Records for the task Start Marker

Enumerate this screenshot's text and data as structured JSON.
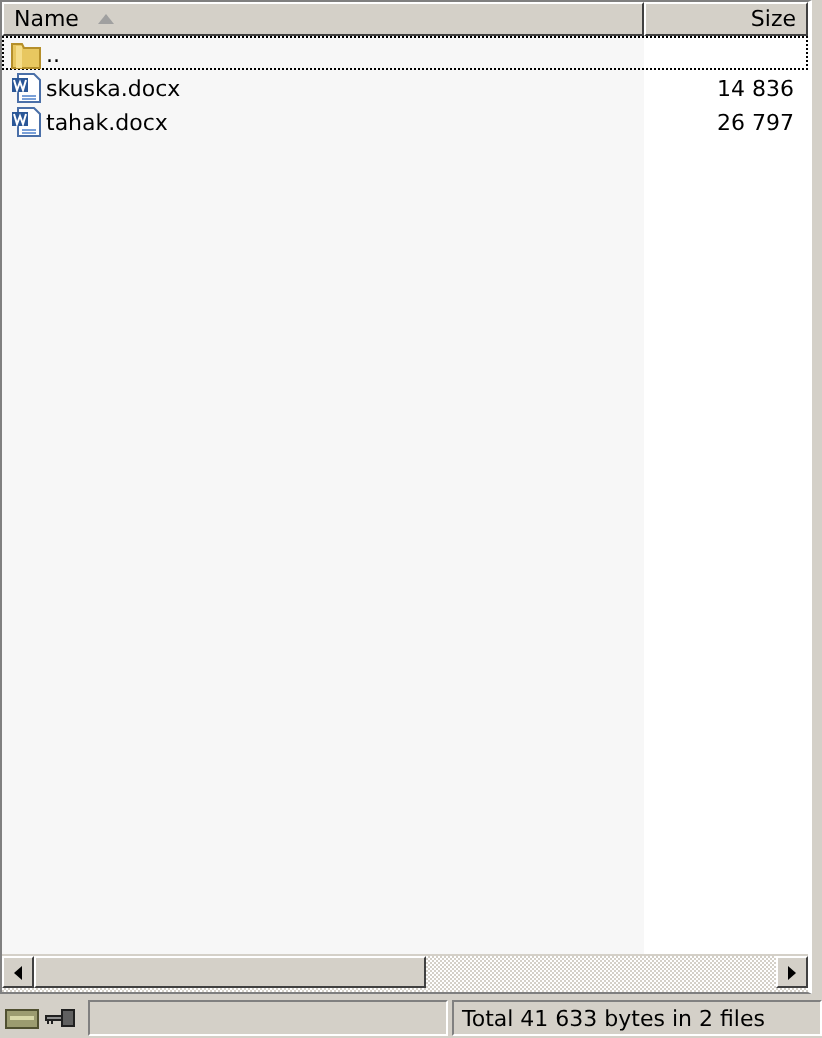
{
  "columns": [
    {
      "label": "Name",
      "sorted": true
    },
    {
      "label": "Size",
      "sorted": false
    }
  ],
  "rows": [
    {
      "kind": "folder",
      "name": "..",
      "size": "",
      "selected": true
    },
    {
      "kind": "doc",
      "name": "skuska.docx",
      "size": "14 836",
      "selected": false
    },
    {
      "kind": "doc",
      "name": "tahak.docx",
      "size": "26 797",
      "selected": false
    }
  ],
  "status_bar": {
    "text": "Total 41 633 bytes in 2 files"
  }
}
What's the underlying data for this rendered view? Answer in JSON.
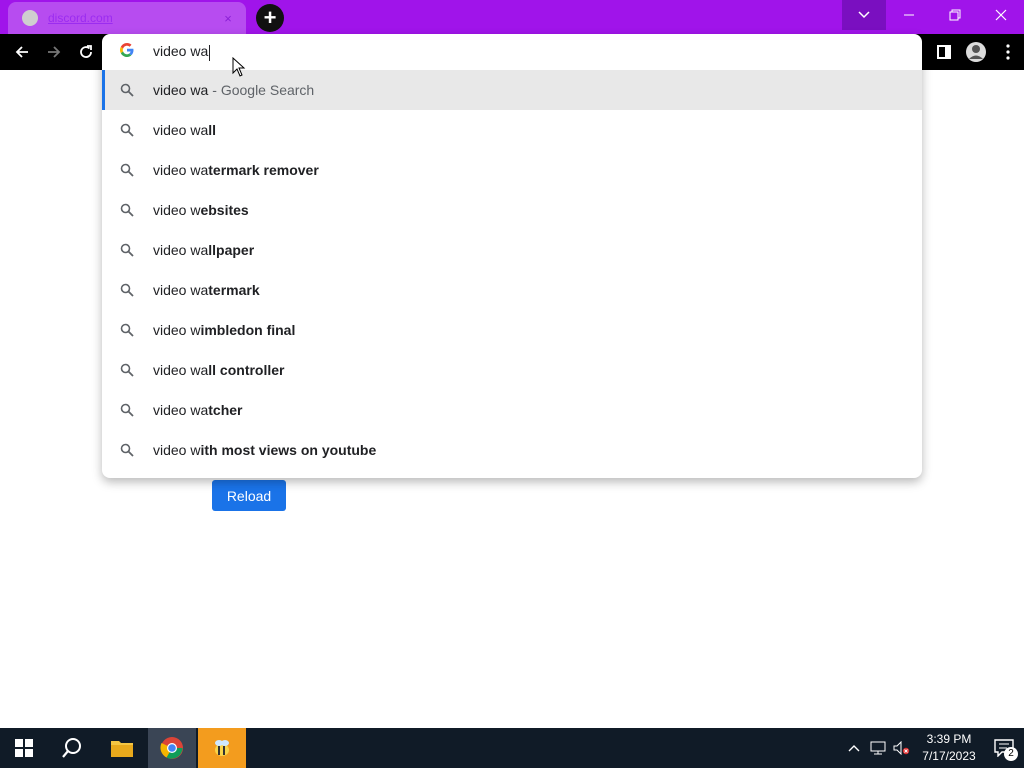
{
  "browser": {
    "tab": {
      "title": "discord.com",
      "close_icon": "×"
    },
    "new_tab_label": "+"
  },
  "omnibox": {
    "typed_text": "video wa",
    "google_icon": "G",
    "suggestions": [
      {
        "prefix": "video wa",
        "bold": "",
        "subtext": "- Google Search",
        "selected": true
      },
      {
        "prefix": "video wa",
        "bold": "ll"
      },
      {
        "prefix": "video wa",
        "bold": "termark remover"
      },
      {
        "prefix": "video w",
        "bold": "ebsites"
      },
      {
        "prefix": "video wa",
        "bold": "llpaper"
      },
      {
        "prefix": "video wa",
        "bold": "termark"
      },
      {
        "prefix": "video w",
        "bold": "imbledon final"
      },
      {
        "prefix": "video wa",
        "bold": "ll controller"
      },
      {
        "prefix": "video wa",
        "bold": "tcher"
      },
      {
        "prefix": "video w",
        "bold": "ith most views on youtube"
      }
    ]
  },
  "page": {
    "reload_label": "Reload"
  },
  "taskbar": {
    "time": "3:39 PM",
    "date": "7/17/2023",
    "notification_count": "2"
  },
  "colors": {
    "tabstrip": "#a014ea",
    "accent": "#1a73e8",
    "taskbar": "#101b27"
  }
}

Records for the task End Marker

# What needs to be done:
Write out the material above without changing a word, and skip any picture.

# Response to this exercise:
Enumerate this screenshot's text and data as structured JSON.
{
  "columns": [
    {
      "label": "Name",
      "sorted": true
    },
    {
      "label": "Size",
      "sorted": false
    }
  ],
  "rows": [
    {
      "kind": "folder",
      "name": "..",
      "size": "",
      "selected": true
    },
    {
      "kind": "doc",
      "name": "skuska.docx",
      "size": "14 836",
      "selected": false
    },
    {
      "kind": "doc",
      "name": "tahak.docx",
      "size": "26 797",
      "selected": false
    }
  ],
  "status_bar": {
    "text": "Total 41 633 bytes in 2 files"
  }
}
What's the underlying data for this rendered view? Answer in JSON.
{
  "browser": {
    "tab": {
      "title": "discord.com",
      "close_icon": "×"
    },
    "new_tab_label": "+"
  },
  "omnibox": {
    "typed_text": "video wa",
    "google_icon": "G",
    "suggestions": [
      {
        "prefix": "video wa",
        "bold": "",
        "subtext": "- Google Search",
        "selected": true
      },
      {
        "prefix": "video wa",
        "bold": "ll"
      },
      {
        "prefix": "video wa",
        "bold": "termark remover"
      },
      {
        "prefix": "video w",
        "bold": "ebsites"
      },
      {
        "prefix": "video wa",
        "bold": "llpaper"
      },
      {
        "prefix": "video wa",
        "bold": "termark"
      },
      {
        "prefix": "video w",
        "bold": "imbledon final"
      },
      {
        "prefix": "video wa",
        "bold": "ll controller"
      },
      {
        "prefix": "video wa",
        "bold": "tcher"
      },
      {
        "prefix": "video w",
        "bold": "ith most views on youtube"
      }
    ]
  },
  "page": {
    "reload_label": "Reload"
  },
  "taskbar": {
    "time": "3:39 PM",
    "date": "7/17/2023",
    "notification_count": "2"
  },
  "colors": {
    "tabstrip": "#a014ea",
    "accent": "#1a73e8",
    "taskbar": "#101b27"
  }
}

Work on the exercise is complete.